In 1685, Thomas Hickman-Windsor, 1st Earl of Plymouth, formed a troop of cuirassiers to help suppress the Duke of Monmouth's revolt against King James II. Later that year, this troop was merged with five others to form a regiment, initially ranked as the 4th Horse.
After James's fall, the regiment fought for his rival and successor, King William III. It served at Steenkirk (1692), Landen (1693) and Namur (1695) during the Nine Years War (1688-1697).
During the War of the Spanish Succession (1701-14), the regiment fought at Schellenberg (1704), Blenheim (1704), Ramillies (1706), Oudenarde (1708) and Malplaquet (1709). It spent the next 30 years mainly on peacetime duties, although it did help suppress the 1715 Jacobite Revolt.
In 1746, it was converted into a dragoon guards regiment, before being renamed the 3rd Regiment of Dragoon Guards in 1751.
During the Seven Years War (1756-63), it fought in Germany at Minden (1759), Corbach (1760), Warburg (1760) and Vellingshausen (1761). In 1765, it took on the title of the Prince of Wales, who would later become the Prince Regent and then King George IV.
In 1793, the regiment joined the Flanders campaign against Revolutionary France. It saw action at the Siege of Dunkirk (1793), Cantilon (1794), Villers en Cauchies (1794), Beaumont (1794) and Willems (1794).
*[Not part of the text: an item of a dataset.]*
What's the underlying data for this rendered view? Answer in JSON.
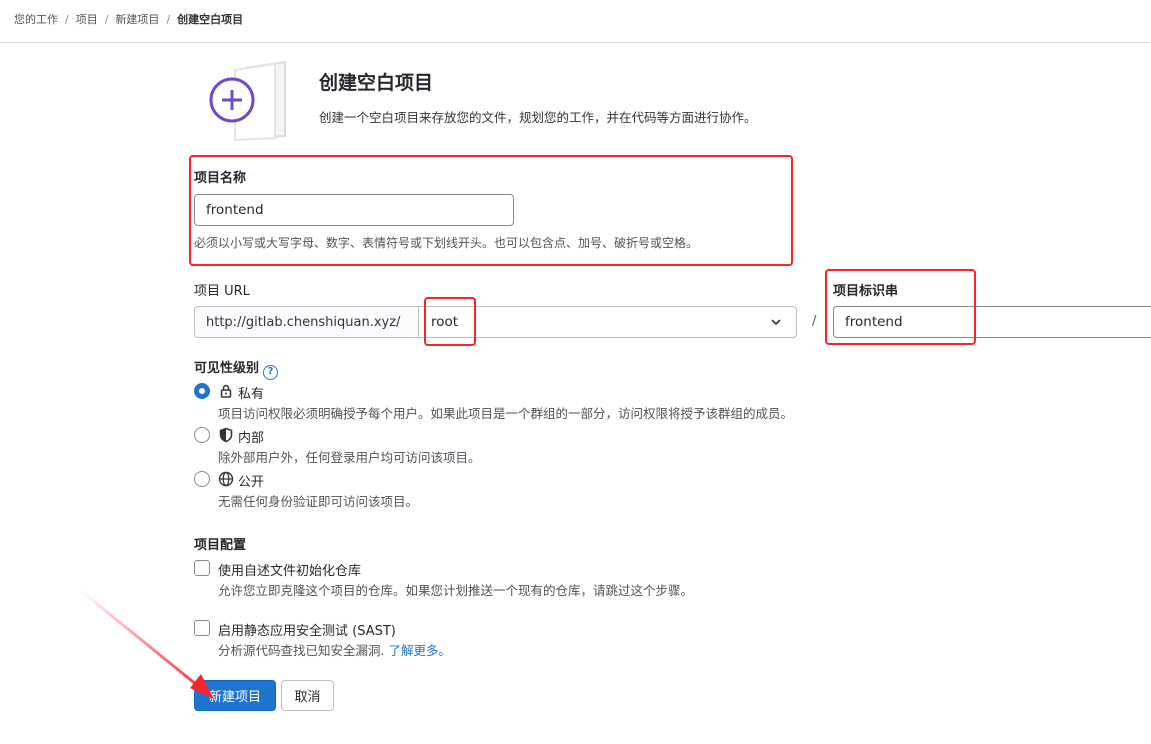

From 1809 to the end of the Napoleonic Wars (1803-15), it was in the Peninsula, serving at Talavera (1809), Busaco (1810), Torres Vedras (1810), Albuera (1811), Badajoz (1811), Ciudad Rodrigo (1812), Salamanca (1812), Burgos (1812) and Vitoria (1813).
The regiment then spent most of the 19th century on home service. It charged rioters in Bristol in 1831 and was kept in Ireland on garrison duties during the Crimean War (1854-56).
However, it did deploy to India from 1857 to 1868, and from 1884 to 1895. In 1868, it was also the only British cavalry unit to participate in the Abysinnia Expedition (1867-68).
The regiment was deployed to the Boer War (1899-1902) from 1901 to 1902, taking part in the anti-guerrilla operations in the Transvaal and Orange Free State. It then spent time in Ireland, England and Egypt on garrison duties.
The 3rd Dragoon Guards arrived on the Western Front in October 1914. It remained there for the entire First World War (1914-18), taking part in many engagements including the first and second battles of Ypres (1914 and 1915), Loos (1915), Arras (1917), Cambrai (1917), St Quentin (1918) and Amiens (1918).
In 1919, the regiment began a two-year deployment to Ireland during the Irish War of Independence (1919-21).
In 1922, the regiment was merged with the 6th Dragoon Guards (Carabiniers). Both units were in India at the time. The new force was initially known as the 3rd/6th Dragoon Guards, but six years later it adopted elements of both predecessor regiment's names, becoming the 3rd Carabiniers (Prince of Wales's Dragoon Guards).
The National Army Museum works with a network of Regimental and Corps Museums across the UK to help preserve and share the history and traditions of the Army and its soldiers.
Discover more about the 3rd Dragoon Guards (Prince of Wales's) by visiting the Royal Scots Dragoon Guards Museum at Edinburgh Castle and the Cheshire Military Museum in Chester.